WORK REQUIRED –
Below are the entries; return every line among them that holds the word "columns".

SOURCE INFORMATION –

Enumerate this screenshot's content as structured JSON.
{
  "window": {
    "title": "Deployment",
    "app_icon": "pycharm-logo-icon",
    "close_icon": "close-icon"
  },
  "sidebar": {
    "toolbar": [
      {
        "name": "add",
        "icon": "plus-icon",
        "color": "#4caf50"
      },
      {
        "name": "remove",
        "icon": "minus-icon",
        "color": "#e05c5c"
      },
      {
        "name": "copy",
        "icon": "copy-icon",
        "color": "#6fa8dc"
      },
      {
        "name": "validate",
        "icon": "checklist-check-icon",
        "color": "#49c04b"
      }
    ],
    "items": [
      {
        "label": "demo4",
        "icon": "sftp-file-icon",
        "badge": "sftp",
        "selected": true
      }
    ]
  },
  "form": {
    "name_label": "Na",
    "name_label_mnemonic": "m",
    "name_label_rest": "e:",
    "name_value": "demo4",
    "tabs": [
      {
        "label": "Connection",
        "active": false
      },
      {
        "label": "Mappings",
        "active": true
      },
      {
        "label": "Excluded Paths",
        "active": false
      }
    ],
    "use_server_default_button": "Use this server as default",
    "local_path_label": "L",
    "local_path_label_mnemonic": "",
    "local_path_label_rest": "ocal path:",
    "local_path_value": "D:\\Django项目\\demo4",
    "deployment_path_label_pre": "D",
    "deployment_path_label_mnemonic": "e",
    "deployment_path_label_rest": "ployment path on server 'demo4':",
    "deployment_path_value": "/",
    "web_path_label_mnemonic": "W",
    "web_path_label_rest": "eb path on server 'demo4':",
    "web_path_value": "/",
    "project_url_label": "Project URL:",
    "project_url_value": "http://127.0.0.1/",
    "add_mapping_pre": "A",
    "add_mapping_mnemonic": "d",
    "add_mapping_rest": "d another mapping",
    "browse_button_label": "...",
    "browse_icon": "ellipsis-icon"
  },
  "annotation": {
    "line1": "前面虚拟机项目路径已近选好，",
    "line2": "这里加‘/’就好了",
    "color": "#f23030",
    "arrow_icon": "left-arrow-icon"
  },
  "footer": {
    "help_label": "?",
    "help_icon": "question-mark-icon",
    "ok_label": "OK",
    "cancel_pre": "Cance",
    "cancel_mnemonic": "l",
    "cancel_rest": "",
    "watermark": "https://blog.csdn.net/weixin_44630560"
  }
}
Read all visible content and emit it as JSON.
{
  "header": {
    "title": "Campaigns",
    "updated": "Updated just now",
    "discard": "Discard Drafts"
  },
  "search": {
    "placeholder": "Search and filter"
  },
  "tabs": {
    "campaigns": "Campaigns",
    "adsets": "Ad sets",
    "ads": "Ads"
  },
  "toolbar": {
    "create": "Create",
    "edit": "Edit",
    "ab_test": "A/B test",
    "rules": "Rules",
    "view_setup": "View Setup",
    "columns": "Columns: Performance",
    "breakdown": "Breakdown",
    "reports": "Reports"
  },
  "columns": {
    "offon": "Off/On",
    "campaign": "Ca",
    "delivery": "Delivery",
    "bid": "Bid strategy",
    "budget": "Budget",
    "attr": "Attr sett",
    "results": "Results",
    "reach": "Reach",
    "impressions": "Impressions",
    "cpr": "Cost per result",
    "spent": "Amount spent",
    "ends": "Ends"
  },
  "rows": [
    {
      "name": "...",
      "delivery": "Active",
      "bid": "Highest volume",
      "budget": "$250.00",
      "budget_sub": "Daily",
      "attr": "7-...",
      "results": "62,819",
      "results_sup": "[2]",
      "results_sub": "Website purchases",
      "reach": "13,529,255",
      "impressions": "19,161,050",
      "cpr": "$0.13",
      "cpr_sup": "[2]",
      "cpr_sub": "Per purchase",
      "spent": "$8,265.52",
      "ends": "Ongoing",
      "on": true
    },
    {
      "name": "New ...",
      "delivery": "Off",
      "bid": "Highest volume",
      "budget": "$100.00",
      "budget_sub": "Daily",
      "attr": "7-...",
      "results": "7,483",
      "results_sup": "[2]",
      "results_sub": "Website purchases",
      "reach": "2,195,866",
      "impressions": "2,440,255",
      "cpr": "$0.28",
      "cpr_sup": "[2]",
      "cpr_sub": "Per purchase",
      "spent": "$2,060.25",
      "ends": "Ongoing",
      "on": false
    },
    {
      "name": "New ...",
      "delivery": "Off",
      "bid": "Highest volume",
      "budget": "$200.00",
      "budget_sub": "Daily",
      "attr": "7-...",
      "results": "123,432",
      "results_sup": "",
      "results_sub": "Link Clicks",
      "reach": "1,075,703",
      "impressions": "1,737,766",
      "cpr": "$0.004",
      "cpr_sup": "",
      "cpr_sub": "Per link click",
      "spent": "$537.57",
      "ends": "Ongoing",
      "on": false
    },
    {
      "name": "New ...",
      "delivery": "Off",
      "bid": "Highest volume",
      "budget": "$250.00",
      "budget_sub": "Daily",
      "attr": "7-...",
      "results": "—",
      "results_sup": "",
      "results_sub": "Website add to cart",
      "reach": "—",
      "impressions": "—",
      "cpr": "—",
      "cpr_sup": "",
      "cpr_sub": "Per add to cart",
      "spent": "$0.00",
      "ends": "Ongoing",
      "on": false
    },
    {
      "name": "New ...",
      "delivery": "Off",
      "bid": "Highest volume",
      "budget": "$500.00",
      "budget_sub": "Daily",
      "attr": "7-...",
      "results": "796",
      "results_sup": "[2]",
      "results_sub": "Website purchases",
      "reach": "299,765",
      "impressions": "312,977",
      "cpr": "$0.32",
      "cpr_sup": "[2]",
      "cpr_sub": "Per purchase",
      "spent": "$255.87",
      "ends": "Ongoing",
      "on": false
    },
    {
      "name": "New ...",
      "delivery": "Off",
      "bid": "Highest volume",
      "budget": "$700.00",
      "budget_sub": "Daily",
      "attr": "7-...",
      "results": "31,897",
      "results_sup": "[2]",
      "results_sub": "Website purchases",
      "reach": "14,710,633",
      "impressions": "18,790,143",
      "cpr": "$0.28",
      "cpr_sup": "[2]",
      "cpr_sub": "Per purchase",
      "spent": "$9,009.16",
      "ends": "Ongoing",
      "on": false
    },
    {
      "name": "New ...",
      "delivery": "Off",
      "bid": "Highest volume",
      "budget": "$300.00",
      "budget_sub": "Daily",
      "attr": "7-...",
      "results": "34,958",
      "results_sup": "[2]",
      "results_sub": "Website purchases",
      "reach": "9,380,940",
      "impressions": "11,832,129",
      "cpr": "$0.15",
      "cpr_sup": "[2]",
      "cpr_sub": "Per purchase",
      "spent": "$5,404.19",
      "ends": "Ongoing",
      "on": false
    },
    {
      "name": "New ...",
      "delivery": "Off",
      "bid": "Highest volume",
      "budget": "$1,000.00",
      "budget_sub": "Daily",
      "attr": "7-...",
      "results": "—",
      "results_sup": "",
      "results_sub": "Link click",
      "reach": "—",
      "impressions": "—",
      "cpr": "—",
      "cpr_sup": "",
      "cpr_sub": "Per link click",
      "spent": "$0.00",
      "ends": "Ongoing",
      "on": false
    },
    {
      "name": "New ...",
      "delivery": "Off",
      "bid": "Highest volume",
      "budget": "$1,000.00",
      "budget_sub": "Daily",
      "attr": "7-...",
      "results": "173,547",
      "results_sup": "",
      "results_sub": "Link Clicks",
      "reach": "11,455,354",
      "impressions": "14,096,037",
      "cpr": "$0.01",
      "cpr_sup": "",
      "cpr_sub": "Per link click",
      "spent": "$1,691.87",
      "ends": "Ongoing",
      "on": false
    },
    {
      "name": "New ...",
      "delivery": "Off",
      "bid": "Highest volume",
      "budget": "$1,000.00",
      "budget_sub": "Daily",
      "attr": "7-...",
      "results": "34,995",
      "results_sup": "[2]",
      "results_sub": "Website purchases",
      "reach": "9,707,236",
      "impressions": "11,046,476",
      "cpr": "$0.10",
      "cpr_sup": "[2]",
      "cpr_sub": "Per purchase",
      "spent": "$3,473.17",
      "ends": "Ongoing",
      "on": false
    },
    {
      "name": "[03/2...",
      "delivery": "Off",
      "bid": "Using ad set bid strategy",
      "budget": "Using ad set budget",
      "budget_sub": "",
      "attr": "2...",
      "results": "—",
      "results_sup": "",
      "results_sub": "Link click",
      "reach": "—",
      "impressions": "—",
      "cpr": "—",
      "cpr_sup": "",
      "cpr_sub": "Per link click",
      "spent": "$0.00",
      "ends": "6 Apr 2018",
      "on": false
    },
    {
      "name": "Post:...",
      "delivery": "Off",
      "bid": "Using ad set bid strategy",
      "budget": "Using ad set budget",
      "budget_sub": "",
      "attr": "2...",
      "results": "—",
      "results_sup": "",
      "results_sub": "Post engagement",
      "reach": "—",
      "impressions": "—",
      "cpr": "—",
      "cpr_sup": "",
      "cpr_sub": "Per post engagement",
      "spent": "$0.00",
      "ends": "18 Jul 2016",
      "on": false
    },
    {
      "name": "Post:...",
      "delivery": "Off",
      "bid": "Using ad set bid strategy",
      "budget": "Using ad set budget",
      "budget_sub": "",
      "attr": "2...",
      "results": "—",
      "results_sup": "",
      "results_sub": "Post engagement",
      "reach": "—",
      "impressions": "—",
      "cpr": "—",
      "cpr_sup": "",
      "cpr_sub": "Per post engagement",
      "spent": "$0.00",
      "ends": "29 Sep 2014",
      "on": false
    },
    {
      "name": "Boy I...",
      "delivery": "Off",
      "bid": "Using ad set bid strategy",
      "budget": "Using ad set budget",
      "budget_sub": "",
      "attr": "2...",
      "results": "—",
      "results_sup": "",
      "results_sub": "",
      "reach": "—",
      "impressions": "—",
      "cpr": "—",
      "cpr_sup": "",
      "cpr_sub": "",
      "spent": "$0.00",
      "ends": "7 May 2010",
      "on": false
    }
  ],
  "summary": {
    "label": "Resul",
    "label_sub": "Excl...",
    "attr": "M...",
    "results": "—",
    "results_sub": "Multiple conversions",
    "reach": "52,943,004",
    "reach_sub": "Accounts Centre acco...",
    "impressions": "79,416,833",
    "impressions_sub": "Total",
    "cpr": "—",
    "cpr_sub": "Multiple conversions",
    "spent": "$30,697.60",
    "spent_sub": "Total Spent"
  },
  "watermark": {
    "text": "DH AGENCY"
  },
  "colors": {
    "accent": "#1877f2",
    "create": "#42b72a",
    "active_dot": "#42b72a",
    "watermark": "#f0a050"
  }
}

WRITTEN RESPONSE –
    "columns": "Columns: Performance",
  "columns": {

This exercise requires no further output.